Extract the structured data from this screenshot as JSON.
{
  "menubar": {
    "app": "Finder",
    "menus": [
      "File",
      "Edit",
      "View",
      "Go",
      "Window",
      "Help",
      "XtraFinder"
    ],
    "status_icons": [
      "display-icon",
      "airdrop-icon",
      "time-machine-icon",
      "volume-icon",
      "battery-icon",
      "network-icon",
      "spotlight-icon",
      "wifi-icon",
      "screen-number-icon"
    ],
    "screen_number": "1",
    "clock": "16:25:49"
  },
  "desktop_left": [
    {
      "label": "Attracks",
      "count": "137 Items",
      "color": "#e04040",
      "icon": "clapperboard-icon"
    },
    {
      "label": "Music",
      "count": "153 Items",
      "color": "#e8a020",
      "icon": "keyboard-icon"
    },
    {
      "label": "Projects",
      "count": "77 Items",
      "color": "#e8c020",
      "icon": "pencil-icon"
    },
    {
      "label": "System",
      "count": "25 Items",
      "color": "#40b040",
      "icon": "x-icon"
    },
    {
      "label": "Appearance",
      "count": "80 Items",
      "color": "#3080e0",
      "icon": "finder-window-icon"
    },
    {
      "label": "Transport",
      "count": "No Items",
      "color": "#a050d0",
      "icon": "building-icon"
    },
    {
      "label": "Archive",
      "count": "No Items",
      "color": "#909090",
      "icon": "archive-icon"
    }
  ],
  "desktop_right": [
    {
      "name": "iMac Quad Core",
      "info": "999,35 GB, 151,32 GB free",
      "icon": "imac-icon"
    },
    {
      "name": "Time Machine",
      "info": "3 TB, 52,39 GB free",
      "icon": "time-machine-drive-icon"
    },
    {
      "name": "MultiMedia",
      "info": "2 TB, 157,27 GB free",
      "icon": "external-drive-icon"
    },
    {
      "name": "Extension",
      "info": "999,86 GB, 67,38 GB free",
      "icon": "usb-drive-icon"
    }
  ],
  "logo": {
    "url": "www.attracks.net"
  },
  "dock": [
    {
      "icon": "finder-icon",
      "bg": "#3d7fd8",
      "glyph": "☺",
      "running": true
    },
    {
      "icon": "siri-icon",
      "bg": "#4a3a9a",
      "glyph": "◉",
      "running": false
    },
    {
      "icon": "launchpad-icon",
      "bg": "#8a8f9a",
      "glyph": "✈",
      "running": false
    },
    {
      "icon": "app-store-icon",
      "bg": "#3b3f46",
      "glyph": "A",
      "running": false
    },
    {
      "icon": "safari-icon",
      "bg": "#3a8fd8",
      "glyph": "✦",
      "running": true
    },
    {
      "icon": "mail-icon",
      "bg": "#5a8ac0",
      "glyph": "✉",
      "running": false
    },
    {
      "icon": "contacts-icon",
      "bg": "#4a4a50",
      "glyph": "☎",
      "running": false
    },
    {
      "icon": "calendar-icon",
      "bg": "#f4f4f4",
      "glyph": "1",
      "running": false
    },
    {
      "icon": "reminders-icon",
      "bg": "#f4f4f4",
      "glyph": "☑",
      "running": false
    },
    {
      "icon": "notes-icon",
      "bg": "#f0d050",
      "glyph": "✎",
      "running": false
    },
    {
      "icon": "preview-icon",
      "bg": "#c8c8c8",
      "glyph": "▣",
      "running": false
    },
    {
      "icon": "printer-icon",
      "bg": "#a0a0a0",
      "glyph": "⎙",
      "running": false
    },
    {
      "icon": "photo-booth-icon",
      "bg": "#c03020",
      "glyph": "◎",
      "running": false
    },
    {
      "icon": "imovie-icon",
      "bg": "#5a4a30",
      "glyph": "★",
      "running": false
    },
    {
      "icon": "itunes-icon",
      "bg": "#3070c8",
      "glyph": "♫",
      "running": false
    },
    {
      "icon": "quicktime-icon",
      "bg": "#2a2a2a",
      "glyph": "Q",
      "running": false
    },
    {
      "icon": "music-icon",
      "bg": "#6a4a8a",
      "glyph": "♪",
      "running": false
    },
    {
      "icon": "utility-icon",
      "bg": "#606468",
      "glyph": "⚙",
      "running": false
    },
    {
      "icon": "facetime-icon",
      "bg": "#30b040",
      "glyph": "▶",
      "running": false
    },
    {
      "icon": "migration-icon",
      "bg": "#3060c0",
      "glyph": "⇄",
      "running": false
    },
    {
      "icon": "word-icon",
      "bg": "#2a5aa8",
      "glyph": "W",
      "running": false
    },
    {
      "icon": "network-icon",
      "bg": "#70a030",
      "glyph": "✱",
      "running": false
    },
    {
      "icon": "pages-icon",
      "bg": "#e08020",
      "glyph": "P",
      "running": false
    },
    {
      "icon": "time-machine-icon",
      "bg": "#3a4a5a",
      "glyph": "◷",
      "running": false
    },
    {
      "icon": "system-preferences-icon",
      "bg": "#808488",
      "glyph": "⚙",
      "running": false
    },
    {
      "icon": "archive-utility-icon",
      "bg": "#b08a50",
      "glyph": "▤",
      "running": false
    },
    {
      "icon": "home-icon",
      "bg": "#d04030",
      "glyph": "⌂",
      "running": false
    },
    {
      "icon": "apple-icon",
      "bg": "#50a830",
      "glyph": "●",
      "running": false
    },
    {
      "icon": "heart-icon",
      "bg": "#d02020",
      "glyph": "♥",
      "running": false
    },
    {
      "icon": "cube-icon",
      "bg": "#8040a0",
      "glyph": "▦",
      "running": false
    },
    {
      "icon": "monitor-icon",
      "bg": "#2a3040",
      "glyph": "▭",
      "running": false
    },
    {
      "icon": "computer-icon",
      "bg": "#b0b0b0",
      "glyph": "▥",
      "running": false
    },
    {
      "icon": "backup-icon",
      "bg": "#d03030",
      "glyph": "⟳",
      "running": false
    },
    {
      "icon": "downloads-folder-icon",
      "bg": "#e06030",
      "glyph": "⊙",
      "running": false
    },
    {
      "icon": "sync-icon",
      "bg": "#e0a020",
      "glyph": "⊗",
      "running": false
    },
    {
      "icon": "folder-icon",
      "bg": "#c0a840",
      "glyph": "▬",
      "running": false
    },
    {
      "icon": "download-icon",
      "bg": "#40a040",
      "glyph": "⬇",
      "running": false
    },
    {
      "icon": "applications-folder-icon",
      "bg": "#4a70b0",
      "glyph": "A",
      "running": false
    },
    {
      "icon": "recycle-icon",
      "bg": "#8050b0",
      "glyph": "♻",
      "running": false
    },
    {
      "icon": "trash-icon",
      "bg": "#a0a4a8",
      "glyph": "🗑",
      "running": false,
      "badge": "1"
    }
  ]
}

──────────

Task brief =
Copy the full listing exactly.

Output for this task =
Extract the structured data from this screenshot as JSON.
{
  "menubar": {
    "app": "Finder",
    "menus": [
      "File",
      "Edit",
      "View",
      "Go",
      "Window",
      "Help",
      "XtraFinder"
    ],
    "status_icons": [
      "display-icon",
      "airdrop-icon",
      "time-machine-icon",
      "volume-icon",
      "battery-icon",
      "network-icon",
      "spotlight-icon",
      "wifi-icon",
      "screen-number-icon"
    ],
    "screen_number": "1",
    "clock": "16:25:49"
  },
  "desktop_left": [
    {
      "label": "Attracks",
      "count": "137 Items",
      "color": "#e04040",
      "icon": "clapperboard-icon"
    },
    {
      "label": "Music",
      "count": "153 Items",
      "color": "#e8a020",
      "icon": "keyboard-icon"
    },
    {
      "label": "Projects",
      "count": "77 Items",
      "color": "#e8c020",
      "icon": "pencil-icon"
    },
    {
      "label": "System",
      "count": "25 Items",
      "color": "#40b040",
      "icon": "x-icon"
    },
    {
      "label": "Appearance",
      "count": "80 Items",
      "color": "#3080e0",
      "icon": "finder-window-icon"
    },
    {
      "label": "Transport",
      "count": "No Items",
      "color": "#a050d0",
      "icon": "building-icon"
    },
    {
      "label": "Archive",
      "count": "No Items",
      "color": "#909090",
      "icon": "archive-icon"
    }
  ],
  "desktop_right": [
    {
      "name": "iMac Quad Core",
      "info": "999,35 GB, 151,32 GB free",
      "icon": "imac-icon"
    },
    {
      "name": "Time Machine",
      "info": "3 TB, 52,39 GB free",
      "icon": "time-machine-drive-icon"
    },
    {
      "name": "MultiMedia",
      "info": "2 TB, 157,27 GB free",
      "icon": "external-drive-icon"
    },
    {
      "name": "Extension",
      "info": "999,86 GB, 67,38 GB free",
      "icon": "usb-drive-icon"
    }
  ],
  "logo": {
    "url": "www.attracks.net"
  },
  "dock": [
    {
      "icon": "finder-icon",
      "bg": "#3d7fd8",
      "glyph": "☺",
      "running": true
    },
    {
      "icon": "siri-icon",
      "bg": "#4a3a9a",
      "glyph": "◉",
      "running": false
    },
    {
      "icon": "launchpad-icon",
      "bg": "#8a8f9a",
      "glyph": "✈",
      "running": false
    },
    {
      "icon": "app-store-icon",
      "bg": "#3b3f46",
      "glyph": "A",
      "running": false
    },
    {
      "icon": "safari-icon",
      "bg": "#3a8fd8",
      "glyph": "✦",
      "running": true
    },
    {
      "icon": "mail-icon",
      "bg": "#5a8ac0",
      "glyph": "✉",
      "running": false
    },
    {
      "icon": "contacts-icon",
      "bg": "#4a4a50",
      "glyph": "☎",
      "running": false
    },
    {
      "icon": "calendar-icon",
      "bg": "#f4f4f4",
      "glyph": "1",
      "running": false
    },
    {
      "icon": "reminders-icon",
      "bg": "#f4f4f4",
      "glyph": "☑",
      "running": false
    },
    {
      "icon": "notes-icon",
      "bg": "#f0d050",
      "glyph": "✎",
      "running": false
    },
    {
      "icon": "preview-icon",
      "bg": "#c8c8c8",
      "glyph": "▣",
      "running": false
    },
    {
      "icon": "printer-icon",
      "bg": "#a0a0a0",
      "glyph": "⎙",
      "running": false
    },
    {
      "icon": "photo-booth-icon",
      "bg": "#c03020",
      "glyph": "◎",
      "running": false
    },
    {
      "icon": "imovie-icon",
      "bg": "#5a4a30",
      "glyph": "★",
      "running": false
    },
    {
      "icon": "itunes-icon",
      "bg": "#3070c8",
      "glyph": "♫",
      "running": false
    },
    {
      "icon": "quicktime-icon",
      "bg": "#2a2a2a",
      "glyph": "Q",
      "running": false
    },
    {
      "icon": "music-icon",
      "bg": "#6a4a8a",
      "glyph": "♪",
      "running": false
    },
    {
      "icon": "utility-icon",
      "bg": "#606468",
      "glyph": "⚙",
      "running": false
    },
    {
      "icon": "facetime-icon",
      "bg": "#30b040",
      "glyph": "▶",
      "running": false
    },
    {
      "icon": "migration-icon",
      "bg": "#3060c0",
      "glyph": "⇄",
      "running": false
    },
    {
      "icon": "word-icon",
      "bg": "#2a5aa8",
      "glyph": "W",
      "running": false
    },
    {
      "icon": "network-icon",
      "bg": "#70a030",
      "glyph": "✱",
      "running": false
    },
    {
      "icon": "pages-icon",
      "bg": "#e08020",
      "glyph": "P",
      "running": false
    },
    {
      "icon": "time-machine-icon",
      "bg": "#3a4a5a",
      "glyph": "◷",
      "running": false
    },
    {
      "icon": "system-preferences-icon",
      "bg": "#808488",
      "glyph": "⚙",
      "running": false
    },
    {
      "icon": "archive-utility-icon",
      "bg": "#b08a50",
      "glyph": "▤",
      "running": false
    },
    {
      "icon": "home-icon",
      "bg": "#d04030",
      "glyph": "⌂",
      "running": false
    },
    {
      "icon": "apple-icon",
      "bg": "#50a830",
      "glyph": "●",
      "running": false
    },
    {
      "icon": "heart-icon",
      "bg": "#d02020",
      "glyph": "♥",
      "running": false
    },
    {
      "icon": "cube-icon",
      "bg": "#8040a0",
      "glyph": "▦",
      "running": false
    },
    {
      "icon": "monitor-icon",
      "bg": "#2a3040",
      "glyph": "▭",
      "running": false
    },
    {
      "icon": "computer-icon",
      "bg": "#b0b0b0",
      "glyph": "▥",
      "running": false
    },
    {
      "icon": "backup-icon",
      "bg": "#d03030",
      "glyph": "⟳",
      "running": false
    },
    {
      "icon": "downloads-folder-icon",
      "bg": "#e06030",
      "glyph": "⊙",
      "running": false
    },
    {
      "icon": "sync-icon",
      "bg": "#e0a020",
      "glyph": "⊗",
      "running": false
    },
    {
      "icon": "folder-icon",
      "bg": "#c0a840",
      "glyph": "▬",
      "running": false
    },
    {
      "icon": "download-icon",
      "bg": "#40a040",
      "glyph": "⬇",
      "running": false
    },
    {
      "icon": "applications-folder-icon",
      "bg": "#4a70b0",
      "glyph": "A",
      "running": false
    },
    {
      "icon": "recycle-icon",
      "bg": "#8050b0",
      "glyph": "♻",
      "running": false
    },
    {
      "icon": "trash-icon",
      "bg": "#a0a4a8",
      "glyph": "🗑",
      "running": false,
      "badge": "1"
    }
  ]
}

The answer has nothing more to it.